>incident with her student, I had so many feelings going through my mind. The >most important one, however, was frustration with a minor hint of rage. > While a doctoral student at OSU, I had >the absolute pleasure of working with a little autistic boy who opened my >eyes, ears, and heart to this tragic disease. I, too, experienced the same >exact incident - numerous times - that you did in your classroom. However, >before working with him, I did take time to learn about autism, the unique >characteristics of this disease, and the common challenges that I might face >while working with him. One of those characteristics is self-pleasure.
So, I was prepared for this kind >of thing when it occured.

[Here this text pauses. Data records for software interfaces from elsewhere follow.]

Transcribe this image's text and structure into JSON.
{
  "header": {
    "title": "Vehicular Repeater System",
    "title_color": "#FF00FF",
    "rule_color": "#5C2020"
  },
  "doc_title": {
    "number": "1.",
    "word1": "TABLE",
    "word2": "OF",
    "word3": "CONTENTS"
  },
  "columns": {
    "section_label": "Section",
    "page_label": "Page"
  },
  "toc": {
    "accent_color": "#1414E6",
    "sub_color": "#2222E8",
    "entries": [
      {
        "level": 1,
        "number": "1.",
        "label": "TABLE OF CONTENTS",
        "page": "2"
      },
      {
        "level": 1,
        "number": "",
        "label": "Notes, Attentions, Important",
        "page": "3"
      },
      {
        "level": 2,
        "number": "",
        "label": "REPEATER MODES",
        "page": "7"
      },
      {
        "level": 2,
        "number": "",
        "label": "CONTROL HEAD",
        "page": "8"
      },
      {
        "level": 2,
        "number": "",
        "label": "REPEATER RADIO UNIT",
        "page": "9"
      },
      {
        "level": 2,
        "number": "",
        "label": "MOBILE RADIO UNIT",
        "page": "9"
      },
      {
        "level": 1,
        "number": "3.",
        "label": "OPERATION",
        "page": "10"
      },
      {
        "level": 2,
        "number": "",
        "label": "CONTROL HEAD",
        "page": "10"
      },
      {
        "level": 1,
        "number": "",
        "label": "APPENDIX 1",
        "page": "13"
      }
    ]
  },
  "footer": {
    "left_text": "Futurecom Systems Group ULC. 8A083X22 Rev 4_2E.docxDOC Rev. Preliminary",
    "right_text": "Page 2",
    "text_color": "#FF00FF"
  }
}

On the other hand, I didn't look at Greg and say >"YIKES" and consider it a "funny story".
With inclusion becoming the norm, and as you experienced this numerous
times, I'm left wondering, how did you handle it? I understand your hint of
rage, but given the public nature of the classroom and the age of the boy,
what suggestions would you make for handling a situation like this?